There are several of these markets in Flushing Chinatown. Two in particular are located in small shopping malls. The Hong Kong Plaza, located on Main St. between 37th and 38th Aves., is home to several shops, but dissolves into the busy Hong Kong Supermarket in the rear of the mall.
Similarly, the New World Mall on Roosevelt Ave. is dominated by Jmart, a massive Chinese market on the first floor. Interestingly, New World Mall has little to offer in the way of conventional mall attractions. Rather than the usual shopping mall destinations – such as Banana Republic, Gap, Apple, or J. Crew, New World Mall features many more small, local, mostly Chinese businesses.
At the bottom of the mall is the food court, which is home to several Chinese fast food vendors. Most of the signage in the food court is in Chinese exclusively, and the tables are packed. On the top floor is the Grand Restaurant, which provides a more formal, sit-down setting. The restaurant is opulently decorated, clad with rich leather and lit warmly by large, imposing crystal chandeliers that hang from the ceiling. The room is loud and echoes with the sounds of silverware clanking and lively discussion – the great majority of which is held in Mandarin or Cantonese.

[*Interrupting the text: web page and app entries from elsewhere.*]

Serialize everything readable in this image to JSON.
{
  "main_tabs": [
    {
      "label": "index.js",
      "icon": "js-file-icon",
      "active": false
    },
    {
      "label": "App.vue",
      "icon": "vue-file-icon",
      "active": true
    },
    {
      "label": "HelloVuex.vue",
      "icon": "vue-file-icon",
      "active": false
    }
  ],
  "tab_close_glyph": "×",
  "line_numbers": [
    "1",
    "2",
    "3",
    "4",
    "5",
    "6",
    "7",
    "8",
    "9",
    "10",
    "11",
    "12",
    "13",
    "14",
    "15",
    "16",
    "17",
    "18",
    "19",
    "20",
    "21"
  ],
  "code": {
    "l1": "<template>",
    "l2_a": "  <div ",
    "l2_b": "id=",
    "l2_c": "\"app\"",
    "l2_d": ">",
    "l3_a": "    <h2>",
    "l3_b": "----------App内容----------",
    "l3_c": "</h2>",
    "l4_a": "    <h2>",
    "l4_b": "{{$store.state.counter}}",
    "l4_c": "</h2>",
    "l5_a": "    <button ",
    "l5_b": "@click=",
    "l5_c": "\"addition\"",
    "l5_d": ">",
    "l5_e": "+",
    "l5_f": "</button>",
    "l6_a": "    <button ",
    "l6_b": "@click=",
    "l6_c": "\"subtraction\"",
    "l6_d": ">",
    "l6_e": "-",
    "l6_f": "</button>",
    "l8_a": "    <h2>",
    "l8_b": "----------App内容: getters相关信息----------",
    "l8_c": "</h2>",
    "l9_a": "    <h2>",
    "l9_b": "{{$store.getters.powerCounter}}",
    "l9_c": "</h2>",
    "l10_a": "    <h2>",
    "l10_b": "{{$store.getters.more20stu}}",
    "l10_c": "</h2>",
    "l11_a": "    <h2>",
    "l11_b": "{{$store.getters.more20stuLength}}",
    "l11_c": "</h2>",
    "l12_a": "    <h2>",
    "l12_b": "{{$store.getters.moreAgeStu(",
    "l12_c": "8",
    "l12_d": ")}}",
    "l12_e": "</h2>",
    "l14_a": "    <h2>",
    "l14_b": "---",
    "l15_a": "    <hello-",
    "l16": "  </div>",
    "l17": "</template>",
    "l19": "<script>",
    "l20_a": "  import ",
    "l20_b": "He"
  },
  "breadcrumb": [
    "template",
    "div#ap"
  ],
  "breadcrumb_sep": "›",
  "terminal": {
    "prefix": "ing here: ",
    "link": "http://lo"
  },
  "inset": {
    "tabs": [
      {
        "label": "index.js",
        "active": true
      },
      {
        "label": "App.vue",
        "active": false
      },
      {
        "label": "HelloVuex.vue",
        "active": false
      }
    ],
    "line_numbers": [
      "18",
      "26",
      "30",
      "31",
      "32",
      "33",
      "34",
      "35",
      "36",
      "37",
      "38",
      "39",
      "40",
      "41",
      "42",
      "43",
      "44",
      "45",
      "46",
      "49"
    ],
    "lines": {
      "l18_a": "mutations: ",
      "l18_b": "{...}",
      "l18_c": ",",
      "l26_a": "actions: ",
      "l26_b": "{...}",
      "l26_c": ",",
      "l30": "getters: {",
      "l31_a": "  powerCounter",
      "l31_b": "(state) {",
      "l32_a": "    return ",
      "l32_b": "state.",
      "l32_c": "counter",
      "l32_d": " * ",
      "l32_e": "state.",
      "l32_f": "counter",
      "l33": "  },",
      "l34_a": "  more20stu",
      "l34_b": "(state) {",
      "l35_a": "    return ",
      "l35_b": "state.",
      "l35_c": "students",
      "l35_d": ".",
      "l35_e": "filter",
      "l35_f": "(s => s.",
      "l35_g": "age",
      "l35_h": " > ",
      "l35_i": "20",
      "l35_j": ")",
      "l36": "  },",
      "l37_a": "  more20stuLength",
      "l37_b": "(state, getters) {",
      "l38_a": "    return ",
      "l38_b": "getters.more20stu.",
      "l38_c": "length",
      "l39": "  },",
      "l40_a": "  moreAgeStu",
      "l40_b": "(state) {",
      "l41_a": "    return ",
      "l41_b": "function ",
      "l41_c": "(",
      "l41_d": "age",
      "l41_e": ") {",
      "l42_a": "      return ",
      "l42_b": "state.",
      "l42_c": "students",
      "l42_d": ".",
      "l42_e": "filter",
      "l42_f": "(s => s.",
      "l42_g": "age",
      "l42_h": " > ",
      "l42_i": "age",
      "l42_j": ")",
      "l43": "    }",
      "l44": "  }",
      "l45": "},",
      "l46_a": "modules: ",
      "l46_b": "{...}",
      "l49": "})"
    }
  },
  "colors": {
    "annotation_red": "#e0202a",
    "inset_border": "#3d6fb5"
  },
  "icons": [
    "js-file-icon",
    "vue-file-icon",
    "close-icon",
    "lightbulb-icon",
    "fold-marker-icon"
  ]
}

The Grand Restaurant is one of many restaurants that make up Flushing’s dining scene. Along the busiest streets are restaurant after restaurant, many of which lure in passersby with large displays of glazed duck and pork ribs hanging under heat lamps in clear picture windows facing the sidewalk.
Relics from Flushing’s past still remain. On the north side of Northern Blvd. at Linden Pl. is Flushing Town Hall. Now a community center run by Flushing Council on Culture and the Arts, the town hall once served as a functioning government facility from 1862 until 1898. After then, it was briefly functioned as a courthouse, dance hall, bank branch, and even, for a time, a jail, according to its website.
Across Northern Blvd. on the south side is the Flushing Meeting House, one of three Quaker houses of worship in the five boroughs. Completed in 1694, the Flushing Meeting House is a humble brown-shingled building located directly next to a three-hundred year old burial ground. Both the meeting house and the burial ground are enclosed with black, wrought iron gates. According to a 2007 article in The New York Times, the house resulted from the issuance of the Flushing Remonstrance, a petition to then New Amsterdam colonial governor Peter Stuyvesant to end persecution against Quakers. At the urging of John Bowne, (whose house still stands a few blocks away on his namesake Bowne St.) and the Dutch East India Company, Stuyvesant ended the persecution.
For this, Flushing has come to be known as a particularly diverse area religiously.
St. George’s Episcopal Church stands on Main St. at 38th Ave. Much like the Meeting House, this church has its own modest burial ground behind an iron fence, yet the building itself is far more ornate – featuring an imposing stone steeple.
Other notable houses of worship in the neighborhood include the Free Synagogue of Flushing on Kissena Blvd., St. Michael’s Catholic Church on Union St., and the Chinese for Christ New York Church on Franklin Ave.
Flushing’s deep tradition of religious freedom is just one of the facets that make it a quintessentially American destination. Sure, it may not appear so – much of the signs are in Mandarin, much of the food is not what one would call “American,” and the population itself not very representative of America at large at all.
But, at its dawn, it stood as a symbol of freedom from religious oppression, and today, for the almost 90,000 foreign born people who reside there today, Flushing acts as a doorway to a brighter future. And what’s more idealistically American than that?